- YOUR ASSIGNMENT:
Copy out the entries below in full and exactly.

- EXTRACTED DATA:

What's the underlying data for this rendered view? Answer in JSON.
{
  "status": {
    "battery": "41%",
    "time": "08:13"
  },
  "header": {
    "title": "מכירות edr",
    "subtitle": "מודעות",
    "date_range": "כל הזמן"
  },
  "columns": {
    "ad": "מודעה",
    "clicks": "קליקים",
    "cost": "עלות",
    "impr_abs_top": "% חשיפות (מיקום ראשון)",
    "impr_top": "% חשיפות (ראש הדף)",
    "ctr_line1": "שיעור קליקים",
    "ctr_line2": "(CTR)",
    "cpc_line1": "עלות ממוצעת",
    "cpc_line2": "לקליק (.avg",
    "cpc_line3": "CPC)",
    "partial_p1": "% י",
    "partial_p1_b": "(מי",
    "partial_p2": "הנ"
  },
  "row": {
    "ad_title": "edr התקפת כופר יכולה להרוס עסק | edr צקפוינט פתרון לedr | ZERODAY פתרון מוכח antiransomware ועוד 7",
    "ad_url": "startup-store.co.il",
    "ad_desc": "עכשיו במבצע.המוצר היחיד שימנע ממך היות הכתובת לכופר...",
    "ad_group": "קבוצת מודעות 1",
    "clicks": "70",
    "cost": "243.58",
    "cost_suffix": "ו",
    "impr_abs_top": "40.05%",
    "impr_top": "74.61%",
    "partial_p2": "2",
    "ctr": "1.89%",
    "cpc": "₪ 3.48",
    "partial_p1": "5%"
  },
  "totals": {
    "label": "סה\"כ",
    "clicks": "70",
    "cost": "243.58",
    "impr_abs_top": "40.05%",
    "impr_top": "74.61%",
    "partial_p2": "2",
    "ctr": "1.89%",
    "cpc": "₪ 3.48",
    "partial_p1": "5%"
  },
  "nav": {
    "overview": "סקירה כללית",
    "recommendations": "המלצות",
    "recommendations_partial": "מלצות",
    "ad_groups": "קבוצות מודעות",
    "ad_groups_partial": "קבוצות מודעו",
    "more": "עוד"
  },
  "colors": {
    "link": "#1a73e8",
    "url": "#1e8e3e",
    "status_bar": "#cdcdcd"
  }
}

- OUTPUT OF THE EXERCISE:
What's the underlying data for this rendered view? Answer in JSON.
{
  "status": {
    "battery": "41%",
    "time": "08:13"
  },
  "header": {
    "title": "מכירות edr",
    "subtitle": "מודעות",
    "date_range": "כל הזמן"
  },
  "columns": {
    "ad": "מודעה",
    "clicks": "קליקים",
    "cost": "עלות",
    "impr_abs_top": "% חשיפות (מיקום ראשון)",
    "impr_top": "% חשיפות (ראש הדף)",
    "ctr_line1": "שיעור קליקים",
    "ctr_line2": "(CTR)",
    "cpc_line1": "עלות ממוצעת",
    "cpc_line2": "לקליק (.avg",
    "cpc_line3": "CPC)",
    "partial_p1": "% י",
    "partial_p1_b": "(מי",
    "partial_p2": "הנ"
  },
  "row": {
    "ad_title": "edr התקפת כופר יכולה להרוס עסק | edr צקפוינט פתרון לedr | ZERODAY פתרון מוכח antiransomware ועוד 7",
    "ad_url": "startup-store.co.il",
    "ad_desc": "עכשיו במבצע.המוצר היחיד שימנע ממך היות הכתובת לכופר...",
    "ad_group": "קבוצת מודעות 1",
    "clicks": "70",
    "cost": "243.58",
    "cost_suffix": "ו",
    "impr_abs_top": "40.05%",
    "impr_top": "74.61%",
    "partial_p2": "2",
    "ctr": "1.89%",
    "cpc": "₪ 3.48",
    "partial_p1": "5%"
  },
  "totals": {
    "label": "סה\"כ",
    "clicks": "70",
    "cost": "243.58",
    "impr_abs_top": "40.05%",
    "impr_top": "74.61%",
    "partial_p2": "2",
    "ctr": "1.89%",
    "cpc": "₪ 3.48",
    "partial_p1": "5%"
  },
  "nav": {
    "overview": "סקירה כללית",
    "recommendations": "המלצות",
    "recommendations_partial": "מלצות",
    "ad_groups": "קבוצות מודעות",
    "ad_groups_partial": "קבוצות מודעו",
    "more": "עוד"
  },
  "colors": {
    "link": "#1a73e8",
    "url": "#1e8e3e",
    "status_bar": "#cdcdcd"
  }
}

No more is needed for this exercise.